May we continue this week to pray for those whose loved ones perished in senseless acts of violence and for those who continue to reach down inside themselves to find, amid life’s greatest losses, a spirit of compassion and hope, and the courage and endurance to share these with others in greatest need. And may we pray as well for the grace in our own lives to find, in our deepest needs, our greatest gifts and hearts to share. Amen.

Friday, September 4, 2009

Discernment with Dogs

Eugenia Lo Photo Blog

“A bone to the dog is not charity. Charity is the bone shared with the dog when you are just as hungry as the dog,” Jack London.

“From there he set out and went away to the region of Tyre. He entered a house and did not want anyone to know he was there. Yet he could not escape notice, 25but a woman whose little daughter had an unclean spirit immediately heard about him, and she came and bowed down at his feet. 26Now the woman was a Gentile, of Syrophoenician origin. She begged him to cast the demon out of her daughter. 27He said to her, ‘Let the children be fed first, for it is not fair to take the children’s food and throw it to the dogs.’ 28But she answered him, ‘Sir, even the dogs under the table eat the children’s crumbs.’ 29Then he said to her, ‘For saying that, you may go—the demon has left your daughter.’ 30So she went home, found the child lying on the bed, and the demon gone,” Mark 7:24 – 30.

What do I share from my poverty, my hunger; what can I offer of what little I have within myself to give.

Not a question but a statement.

An intent.

A prayer.

After I have come to my Lord’s table as an outsider, a beggar, a woman in blind and desperate need and have received the miracle that I longed for, hoped for, but never truly expected; what can I share of graces I have poorly received; what can I give; what bone from my own scant laid table can I let drop to the floor; what can I say that might change a heart, drive the hungry demons out of God’s broken, grieving, suffering people.

Lord, I desire in my poverty, to seek to do you will; to give out of what I have received seeking only to love as you have loved me. Amen.

Wednesday, September 2, 2009

Lifting to the Unknown

“LIFT up thine heart unto God with a meek stirring of love; and mean Himself, and none of His goods,” Cloud of Unknowing.

The Cloud of Unknowing is a classic of Christian mysticism. Written, it is supposed, in the later half of the 14th century by an unknown monastic, the work is one of guidance for those seeking spiritual counsel in contemplative prayer in late medieval monasticism. I’ve read it several times, always struggling with the author’s most basic meanings.

There’s been so much for so long: changes in healthcare, always, the order of the day; obligations ending and beginning; lots and lots of really, really hurting, broken people; good friends battling horrible illnesses and grieving sad, sad losses; sorrows and anxieties, uncertainties and unknowns each one reminding me….

I think I might be slowly, very slowly finely, prayerfully getting it.
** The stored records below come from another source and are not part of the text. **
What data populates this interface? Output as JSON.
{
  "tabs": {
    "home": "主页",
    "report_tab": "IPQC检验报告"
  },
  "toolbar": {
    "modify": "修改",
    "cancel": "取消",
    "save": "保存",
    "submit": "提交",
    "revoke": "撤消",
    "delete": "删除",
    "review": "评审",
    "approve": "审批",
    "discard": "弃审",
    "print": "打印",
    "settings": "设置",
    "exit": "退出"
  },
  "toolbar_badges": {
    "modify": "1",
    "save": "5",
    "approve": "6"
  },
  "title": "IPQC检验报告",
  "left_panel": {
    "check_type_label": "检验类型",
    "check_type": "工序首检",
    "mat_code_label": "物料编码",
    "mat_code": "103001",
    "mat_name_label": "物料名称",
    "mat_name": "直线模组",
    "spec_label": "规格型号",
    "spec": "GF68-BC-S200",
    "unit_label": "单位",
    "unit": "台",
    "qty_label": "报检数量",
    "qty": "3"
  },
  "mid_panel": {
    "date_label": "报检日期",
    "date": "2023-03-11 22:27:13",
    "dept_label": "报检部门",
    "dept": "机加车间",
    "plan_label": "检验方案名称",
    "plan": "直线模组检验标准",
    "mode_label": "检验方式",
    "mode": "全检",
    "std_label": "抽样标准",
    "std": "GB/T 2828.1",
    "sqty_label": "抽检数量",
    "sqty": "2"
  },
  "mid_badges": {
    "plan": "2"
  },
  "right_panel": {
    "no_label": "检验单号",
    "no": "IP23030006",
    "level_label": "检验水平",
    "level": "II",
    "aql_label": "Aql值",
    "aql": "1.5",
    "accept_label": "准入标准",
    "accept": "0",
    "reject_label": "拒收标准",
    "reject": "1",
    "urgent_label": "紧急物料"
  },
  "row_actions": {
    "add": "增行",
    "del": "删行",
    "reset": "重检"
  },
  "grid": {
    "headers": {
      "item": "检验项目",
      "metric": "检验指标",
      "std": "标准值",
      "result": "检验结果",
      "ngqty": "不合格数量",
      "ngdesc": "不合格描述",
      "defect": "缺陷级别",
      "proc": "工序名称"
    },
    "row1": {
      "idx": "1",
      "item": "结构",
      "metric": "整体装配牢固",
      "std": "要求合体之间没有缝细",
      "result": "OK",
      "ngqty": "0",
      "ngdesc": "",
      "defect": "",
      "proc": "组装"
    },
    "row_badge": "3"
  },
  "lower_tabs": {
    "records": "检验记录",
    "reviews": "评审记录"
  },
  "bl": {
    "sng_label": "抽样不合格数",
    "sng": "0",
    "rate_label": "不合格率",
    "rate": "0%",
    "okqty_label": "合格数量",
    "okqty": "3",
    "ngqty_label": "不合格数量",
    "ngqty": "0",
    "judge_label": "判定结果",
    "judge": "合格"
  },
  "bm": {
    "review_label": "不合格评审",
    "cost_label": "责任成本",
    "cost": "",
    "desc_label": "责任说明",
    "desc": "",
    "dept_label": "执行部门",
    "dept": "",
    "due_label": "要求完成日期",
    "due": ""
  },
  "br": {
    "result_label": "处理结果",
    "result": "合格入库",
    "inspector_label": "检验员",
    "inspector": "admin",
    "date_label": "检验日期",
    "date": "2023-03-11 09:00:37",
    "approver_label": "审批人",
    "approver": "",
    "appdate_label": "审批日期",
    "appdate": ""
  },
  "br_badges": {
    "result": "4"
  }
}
I know nothing.

I’m getting OK with that.

Better, I’m finding the notion peace provoking, meekly stirring in my heart love. Love for God and not for the gifts or things of God, all of which are transitory. Not for the suffering and grief which can provoke either righteous anger with or deepest longing for God.

No, I find my heart in silent prayer lifting meekly in love for God alone. Amen.

Tuesday, September 1, 2009

Late Summer Prayer

A fall breeze
leaves blowing across
the gravel
~ lao xian

May we offer in prayer this week
late summer’s gifts. May we open
our hearts there to the blessings
of what has been, seek the hope
of what will come and entrust the
living of our days to the coming
Breeze of Fall.